(Component data from apps and pages)
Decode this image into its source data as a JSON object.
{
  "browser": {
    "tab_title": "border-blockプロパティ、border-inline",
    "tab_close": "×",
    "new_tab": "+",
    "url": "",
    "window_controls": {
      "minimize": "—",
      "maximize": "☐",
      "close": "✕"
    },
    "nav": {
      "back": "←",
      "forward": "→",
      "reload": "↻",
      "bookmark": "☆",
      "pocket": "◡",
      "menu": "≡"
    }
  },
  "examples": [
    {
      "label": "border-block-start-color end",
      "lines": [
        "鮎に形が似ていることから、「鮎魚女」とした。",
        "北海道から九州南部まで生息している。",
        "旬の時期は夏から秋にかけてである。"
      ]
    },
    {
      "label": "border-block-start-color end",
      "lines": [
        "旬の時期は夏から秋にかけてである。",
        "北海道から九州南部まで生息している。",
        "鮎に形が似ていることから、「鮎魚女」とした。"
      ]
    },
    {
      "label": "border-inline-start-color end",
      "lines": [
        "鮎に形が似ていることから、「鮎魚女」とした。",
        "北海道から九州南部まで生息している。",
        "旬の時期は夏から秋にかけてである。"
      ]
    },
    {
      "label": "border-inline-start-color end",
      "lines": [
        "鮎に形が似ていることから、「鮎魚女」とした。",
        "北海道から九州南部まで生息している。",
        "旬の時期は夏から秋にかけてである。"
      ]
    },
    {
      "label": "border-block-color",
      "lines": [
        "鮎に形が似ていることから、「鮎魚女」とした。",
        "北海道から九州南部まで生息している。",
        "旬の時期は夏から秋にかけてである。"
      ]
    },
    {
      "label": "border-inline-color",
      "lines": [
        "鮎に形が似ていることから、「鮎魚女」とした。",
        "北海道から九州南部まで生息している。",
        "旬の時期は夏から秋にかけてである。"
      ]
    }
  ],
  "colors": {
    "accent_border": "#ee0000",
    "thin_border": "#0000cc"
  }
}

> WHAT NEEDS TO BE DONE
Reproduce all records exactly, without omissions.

> ANSWER FOR THIS EXERCISE
Decode this image into its source data as a JSON object.
{
  "browser": {
    "tab_title": "border-blockプロパティ、border-inline",
    "tab_close": "×",
    "new_tab": "+",
    "url": "",
    "window_controls": {
      "minimize": "—",
      "maximize": "☐",
      "close": "✕"
    },
    "nav": {
      "back": "←",
      "forward": "→",
      "reload": "↻",
      "bookmark": "☆",
      "pocket": "◡",
      "menu": "≡"
    }
  },
  "examples": [
    {
      "label": "border-block-start-color end",
      "lines": [
        "鮎に形が似ていることから、「鮎魚女」とした。",
        "北海道から九州南部まで生息している。",
        "旬の時期は夏から秋にかけてである。"
      ]
    },
    {
      "label": "border-block-start-color end",
      "lines": [
        "旬の時期は夏から秋にかけてである。",
        "北海道から九州南部まで生息している。",
        "鮎に形が似ていることから、「鮎魚女」とした。"
      ]
    },
    {
      "label": "border-inline-start-color end",
      "lines": [
        "鮎に形が似ていることから、「鮎魚女」とした。",
        "北海道から九州南部まで生息している。",
        "旬の時期は夏から秋にかけてである。"
      ]
    },
    {
      "label": "border-inline-start-color end",
      "lines": [
        "鮎に形が似ていることから、「鮎魚女」とした。",
        "北海道から九州南部まで生息している。",
        "旬の時期は夏から秋にかけてである。"
      ]
    },
    {
      "label": "border-block-color",
      "lines": [
        "鮎に形が似ていることから、「鮎魚女」とした。",
        "北海道から九州南部まで生息している。",
        "旬の時期は夏から秋にかけてである。"
      ]
    },
    {
      "label": "border-inline-color",
      "lines": [
        "鮎に形が似ていることから、「鮎魚女」とした。",
        "北海道から九州南部まで生息している。",
        "旬の時期は夏から秋にかけてである。"
      ]
    }
  ],
  "colors": {
    "accent_border": "#ee0000",
    "thin_border": "#0000cc"
  }
}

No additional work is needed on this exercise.